Diabetic Eye Disease:
Q: “My doctor says I have diabetes. Why do I need an eye exam?”
A: Diabetes is the leading cause of "preventable" blindness in the US.
Diabetes is a systemic illness that over time can cause damage to multiple organs in the body, including the eye. The two main ocular conditions at risk in diabetics are diabetic retinopathy and cataracts. Certainly cataracts develop as a normal aging process of most patients even without diabetes, but diabetics may develop cataracts at an earlier age and experience more rapid deterioration in vision. If you would like to know more about cataracts and cataract surgery, please refer to the cataract link.
Diabetic retinopathy is a potentially blinding condition caused by damage to blood vessels that nourish the retina, the light-sensitive inner lining of the back of the eye.
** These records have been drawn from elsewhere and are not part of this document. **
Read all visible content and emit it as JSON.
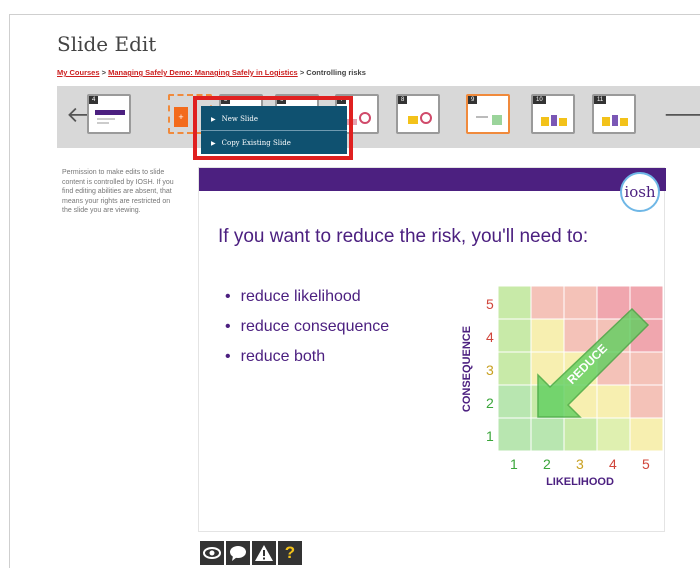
{
  "page": {
    "title": "Slide Edit"
  },
  "breadcrumb": {
    "items": [
      "My Courses",
      "Managing Safely Demo: Managing Safely in Logistics"
    ],
    "separator": ">",
    "current": "Controlling risks"
  },
  "slide_strip": {
    "prev_icon": "arrow-left-icon",
    "next_icon": "arrow-right-icon",
    "thumbnails": [
      "4",
      "5",
      "6",
      "7",
      "8",
      "9",
      "10",
      "11"
    ],
    "active": "9",
    "add_button_label": "+"
  },
  "context_menu": {
    "items": [
      "New Slide",
      "Copy Existing Slide"
    ],
    "highlight_color": "#e02020"
  },
  "sidenote": "Permission to make edits to slide content is controlled by IOSH. If you find editing abilities are absent, that means your rights are restricted on the slide you are viewing.",
  "slide": {
    "logo_text": "iosh",
    "heading": "If you want to reduce the risk, you'll need to:",
    "bullets": [
      "reduce likelihood",
      "reduce consequence",
      "reduce both"
    ],
    "brand_color": "#4c2080"
  },
  "matrix": {
    "y_label": "CONSEQUENCE",
    "x_label": "LIKELIHOOD",
    "y_ticks": [
      "1",
      "2",
      "3",
      "4",
      "5"
    ],
    "x_ticks": [
      "1",
      "2",
      "3",
      "4",
      "5"
    ],
    "arrow_label": "REDUCE"
  },
  "toolbar": {
    "icons": [
      "eye-icon",
      "comment-icon",
      "warning-icon",
      "help-icon"
    ],
    "help_label": "?"
  }
}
The normal retina senses patterns of light brought into focus by the cornea and lens, and relays this information through the optic nerve to the brain, where images are perceived. Both type 1 and type 2 diabetics are at risk for diabetic retinopathy.
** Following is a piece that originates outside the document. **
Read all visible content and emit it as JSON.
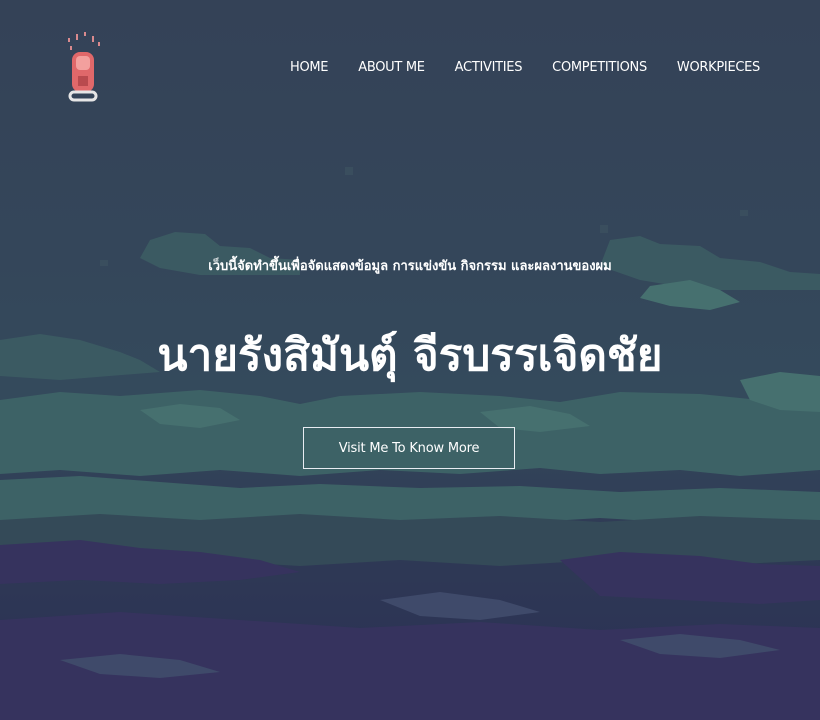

The development and progression of diabetic retinopathy is directly related to the control of blood glucose. Maintaining your blood hemoglobin A1C level below 7.0 greatly reduces your risk of retinopathy. In other words, strict control of blood glucose may prevent or reduce the development of diabetic retinopathy. In fact, improved control may even cause regression of existing retinopathy. There is also a link between the length of time one has diabetes and the risk of developing retinopathy. The longer a patient has diabetes, the greater the likelihood of retinopathy.
Diabetic retinopathy has two forms: nonproliferative and proliferative. This classification refers to the absence or presence of new growing blood vessels. The disease begins in the nonproliferative form and may progress to the proliferative form. In the early stages of nonproliferative disease tiny balloon-like sacks, called microaneurysms, develop along retinal blood vessels. These may leak fluid causing retinal swelling and blurred vision. As the disease progresses, blood vessels may become blocked off leading to cessation of blood supply to parts of the retina. These portions of retina deprived of blood send chemical signals that order the growth of new blood vessels (proliferative disease). The newly growing blood vessels are abnormal and are prone to leaking fluid or even bleeding into the eye. These vessels grow along the retina and into the vitreous jelly. Scar tissue may accompany the vessels, which may contract and cause a retinal detachment in advanced cases.
Vision loss occurs in one of two ways. Leaking of fluid from microaneurysms into the macula – the part of the retina where your best, straight-ahead vision occurs – may cause blurry or distorted vision. Bleeding into the eye from proliferative disease may limit vision by blurring or actually blocking vision, giving the appearance of a dark obstruction to sight. It is important to note that potentially treatable and serious damage to retinal blood vessels may occur before vision becomes affected.
The treatment of diabetic retinopathy involves first better control of your blood glucose. If retinopathy has reached a stage where vision is affected or threatened your doctor may recommend treatment in the office with either a laser or anti-VEGF injections into the eye. Laser treatment is reserved for patients with distinct leaking of blood vessels not in the center of the macula. Laser is also used for treatment of proliferative retinopathy when abnormal new blood vessels are present in the retina. Newer, and sometimes more successful treatment, now includes the use of serial anti-VEGF drugs injections into the eye. Less commonly, surgery may be required. This may be indicated in instances of bleeding into the eye that does not clear on its own, or when a membrane of blood vessels and scar tissue causes a retinal detachment.